Jesuit Missionaries:  Around 1600, Jesuit missionaries sought entrance into China. Impressed by their learning, Chinese emperors welcomed the Jesuits as advisors to the imperial court for the next 150 years. Jesuit enamel specialists like Jean-Baptiste Gravereau, introduced the technology to Chinese imperial artisans.  It was from another Jesuit, Father Francis Xavier d’Entrecolles, that Europeans first learned in detail about porcelain manufacture in China.

Jingdezhen: the premier imperial porcelain manufacturing city in Jiangxi Province.  The factory established by the Ming dynasty in 1392 was the official supplier to the court.  In the Qing dynasty, the Jingdezhen potters introduced enamels from the West and further developed their skills in material selection and temperature control. At Jingdezhen, porcelain was mass-produced for domestic (Chinese) and foreign consumers using a production line system.

Material culture: A way to describe any physical item that is created by a society.  Material culture can help historians and anthropologists better understand the past.

Ming Dynasty: Founded by Zhu Yuanzhang who overthrew the Yuan (Mongol) Dynasty.  The Ming ruled China from 1206–1368 and were succeeded by the Qing Dynasty. In the early 16th century, European traders began to arrive in Chinese ports, hoping to profit from China’s sought-after goods. At first, the Ming administration resisted their efforts, but by 1557 they granted the Portuguese the right to trade in Macao. In 1565, the Spanish also began trading with China from their base in Manila. China was soon the richest nation in the world as silver from the Spanish colonies flowed into the economy.


Corbeiller, Clare Le, and Alice Cooney Frelinghuysen. 2003. “Chinese Export Porcelain.” The Metropolitan Museum of Art Bulletin 60 (3): 1. doi:10.2307/3269266.

Elman, Benjamin A. 2005. “The Jesuit Role as Experts in High Qing Cartography and Technology.” Chapter. In On Their Own Terms : Science in China, 1550-1900, 191–222. Boston, MA: Harvard University Press.

Emerson, Julie, Jennifer Chen, and Mimi Gardner. Gates. 2000. Porcelain Stories: from China to Europe. Seattle: Seattle Art Museum in association with University of Washington Press.

Li, Jian, Li He, Hou-mei Sung, and Ma Shengnan. 2014. Forbidden City: Imperial Treasures from the Palace Museum, Beijing. Richmond, VA: VMFA Virginia Museum of Fine Arts.
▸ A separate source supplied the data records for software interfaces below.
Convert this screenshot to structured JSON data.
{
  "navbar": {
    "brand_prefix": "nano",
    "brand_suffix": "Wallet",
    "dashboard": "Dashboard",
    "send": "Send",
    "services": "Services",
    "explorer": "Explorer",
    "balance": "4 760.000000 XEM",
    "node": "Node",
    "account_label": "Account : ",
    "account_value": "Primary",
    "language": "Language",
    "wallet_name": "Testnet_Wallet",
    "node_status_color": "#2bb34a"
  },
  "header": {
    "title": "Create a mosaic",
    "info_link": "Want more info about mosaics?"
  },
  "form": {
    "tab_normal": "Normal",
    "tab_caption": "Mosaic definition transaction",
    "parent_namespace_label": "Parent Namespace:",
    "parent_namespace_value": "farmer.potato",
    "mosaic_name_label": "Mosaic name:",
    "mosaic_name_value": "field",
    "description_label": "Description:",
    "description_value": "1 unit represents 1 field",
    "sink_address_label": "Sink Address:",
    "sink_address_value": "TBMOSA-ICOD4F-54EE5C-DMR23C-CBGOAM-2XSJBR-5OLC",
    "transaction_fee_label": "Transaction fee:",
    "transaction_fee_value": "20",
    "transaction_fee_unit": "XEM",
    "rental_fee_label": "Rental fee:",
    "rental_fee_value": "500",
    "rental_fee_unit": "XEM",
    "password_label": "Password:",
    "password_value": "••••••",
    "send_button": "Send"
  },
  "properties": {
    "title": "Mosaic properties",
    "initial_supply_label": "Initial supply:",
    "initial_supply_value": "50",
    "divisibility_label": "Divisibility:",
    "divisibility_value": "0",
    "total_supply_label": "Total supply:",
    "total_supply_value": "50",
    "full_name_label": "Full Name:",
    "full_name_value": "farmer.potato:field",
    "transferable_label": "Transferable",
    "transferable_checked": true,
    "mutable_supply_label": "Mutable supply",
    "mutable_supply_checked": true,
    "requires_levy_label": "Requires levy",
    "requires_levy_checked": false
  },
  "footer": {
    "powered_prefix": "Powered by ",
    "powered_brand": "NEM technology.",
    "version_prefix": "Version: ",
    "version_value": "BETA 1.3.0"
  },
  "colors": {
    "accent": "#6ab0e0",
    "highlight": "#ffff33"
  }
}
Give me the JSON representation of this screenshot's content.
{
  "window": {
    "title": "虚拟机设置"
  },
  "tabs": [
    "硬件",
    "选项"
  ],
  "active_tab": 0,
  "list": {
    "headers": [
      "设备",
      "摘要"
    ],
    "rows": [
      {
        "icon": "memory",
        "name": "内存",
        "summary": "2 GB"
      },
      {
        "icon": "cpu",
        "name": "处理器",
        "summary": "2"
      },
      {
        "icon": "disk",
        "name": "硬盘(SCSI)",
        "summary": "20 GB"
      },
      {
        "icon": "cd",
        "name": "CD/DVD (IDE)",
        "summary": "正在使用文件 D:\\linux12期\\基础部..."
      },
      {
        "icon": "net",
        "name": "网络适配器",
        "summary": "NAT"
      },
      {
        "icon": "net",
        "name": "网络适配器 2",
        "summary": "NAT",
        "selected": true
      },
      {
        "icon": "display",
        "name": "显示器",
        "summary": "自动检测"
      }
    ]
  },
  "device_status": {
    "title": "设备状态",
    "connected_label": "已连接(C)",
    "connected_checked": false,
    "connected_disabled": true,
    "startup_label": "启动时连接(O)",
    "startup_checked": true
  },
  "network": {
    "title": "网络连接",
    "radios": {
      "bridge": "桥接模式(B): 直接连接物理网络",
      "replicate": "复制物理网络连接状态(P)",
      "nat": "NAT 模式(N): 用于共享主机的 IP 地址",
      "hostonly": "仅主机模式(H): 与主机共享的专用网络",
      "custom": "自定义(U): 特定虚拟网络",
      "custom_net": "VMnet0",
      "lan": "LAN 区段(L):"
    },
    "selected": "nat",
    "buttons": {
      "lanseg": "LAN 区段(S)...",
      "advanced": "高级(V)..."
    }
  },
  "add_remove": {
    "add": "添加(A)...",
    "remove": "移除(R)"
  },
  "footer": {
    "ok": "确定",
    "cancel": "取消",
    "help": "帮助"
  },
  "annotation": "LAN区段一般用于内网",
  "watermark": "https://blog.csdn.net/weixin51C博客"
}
Smith, Monica L. 2017. “Production, Distribution, and Aesthetics: Abundance and Chinese Porcelain from Jingdezhen, AD 1350 – 1800.” Chapter. In Abundance: The Archaeology of Plentitude, 229–50. University Press of Colorado.